Osteo-Orchestra, Nick Gardner
The first kid discovered Debussy blown through the hollowed rib nabbed from the skeleton that rotted in a pile of leaves. And this was just the start, the freckled redhead puffing until a stuck earth clod squealed out and then tooting a flawless Syrinx in A-minor. Of course every parent told their young ones not to put dead things in their mouth, but people often forget. Plus these bodies turned up in everyone’s yard as if they fell from the sun-splurged sky already bleached and clean.
The sky is where they looked first, but nothing flew except occasional clouds. Absolutely nothing fell. The kid had moved on to a Bach étude by that time and they declared it a miracle.
The prodigy tromped through the neighborhood flouting through the rib and was joined by other kids. A filthy-faced blond stuck a humerus through a skull and strung it with sinews to form a violin. A much larger one with a bowl cut innovated a ribcage xylophone with radius and ulna mallets. There were tibia trombones, a tuba with a pelvic mouth. Their parents hummed along, off key, but mostly they marveled. Applauded. Asked for more.
So the kids marched onwards and the parade made its natural move to Souza near the city. The elders uncovered their convertibles and followed, waving from the bucket seat, and once the osteo-orchestra reached the square and arranged themselves in the gazebo, they turned on their brights to spotlight their virtuoso bloodline.
A crowd gathered. The kids paused and made eye contact before they transitioned to Big Band, upbeat, something to swing to. Everyone took off their hats and groped at their hearts for the national anthem. There were impromptu fireworks, sparklers, a city square that boiled with pride.
The mayor waited for the applause to die down before he made his address but the music carried on and drowned him out. It peaked over everything, summited, turned to clouds. The kids and parents and clouds began to cry, and those first teardrops became a downpour which soaked its way into the past.
The swell floated up more bones, moldy, less intent on music. A battle axe femur. A tooth-nubbed club. A cockeyed razor-blade spine. And as the mayor shouted, the crowd mauled with those tools till the music was forgotten and their own bones littered the streets, were, also, over time, subsumed. But there was still the song, asleep in the marrow. There was still a note that hummed through the earth.

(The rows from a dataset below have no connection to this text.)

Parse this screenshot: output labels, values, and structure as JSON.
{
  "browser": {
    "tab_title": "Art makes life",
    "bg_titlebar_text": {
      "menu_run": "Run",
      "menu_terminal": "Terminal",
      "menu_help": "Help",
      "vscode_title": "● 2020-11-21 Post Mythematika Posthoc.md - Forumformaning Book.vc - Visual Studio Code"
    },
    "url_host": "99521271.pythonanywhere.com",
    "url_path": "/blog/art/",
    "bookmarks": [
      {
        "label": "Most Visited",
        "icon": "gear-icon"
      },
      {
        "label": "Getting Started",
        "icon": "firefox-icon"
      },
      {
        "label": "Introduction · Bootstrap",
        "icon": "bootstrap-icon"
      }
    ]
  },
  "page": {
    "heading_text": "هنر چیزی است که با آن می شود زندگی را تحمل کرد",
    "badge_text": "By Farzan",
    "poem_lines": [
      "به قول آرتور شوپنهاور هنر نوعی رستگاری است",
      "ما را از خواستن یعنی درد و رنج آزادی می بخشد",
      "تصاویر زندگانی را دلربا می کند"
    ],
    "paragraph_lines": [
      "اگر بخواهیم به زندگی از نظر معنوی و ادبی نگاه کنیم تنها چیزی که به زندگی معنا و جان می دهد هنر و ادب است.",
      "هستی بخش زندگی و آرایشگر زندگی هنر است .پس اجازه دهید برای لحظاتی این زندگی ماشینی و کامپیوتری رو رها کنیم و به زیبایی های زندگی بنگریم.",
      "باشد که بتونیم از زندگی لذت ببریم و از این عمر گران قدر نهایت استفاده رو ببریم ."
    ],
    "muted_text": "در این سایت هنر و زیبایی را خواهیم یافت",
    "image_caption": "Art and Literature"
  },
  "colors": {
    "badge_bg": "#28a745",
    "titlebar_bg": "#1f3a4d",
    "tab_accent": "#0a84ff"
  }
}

Nick Gardner is in his eighth year of recovery from opioids His poetry and fiction has appeared in Ocean State Review, Fictive Dream, Flash Fiction Magazine, Main Street Rag, and other journals. His book of poetry, So Marvelously Far was published in 2019 through Crisis Chronicles Press. He lives in Ohio.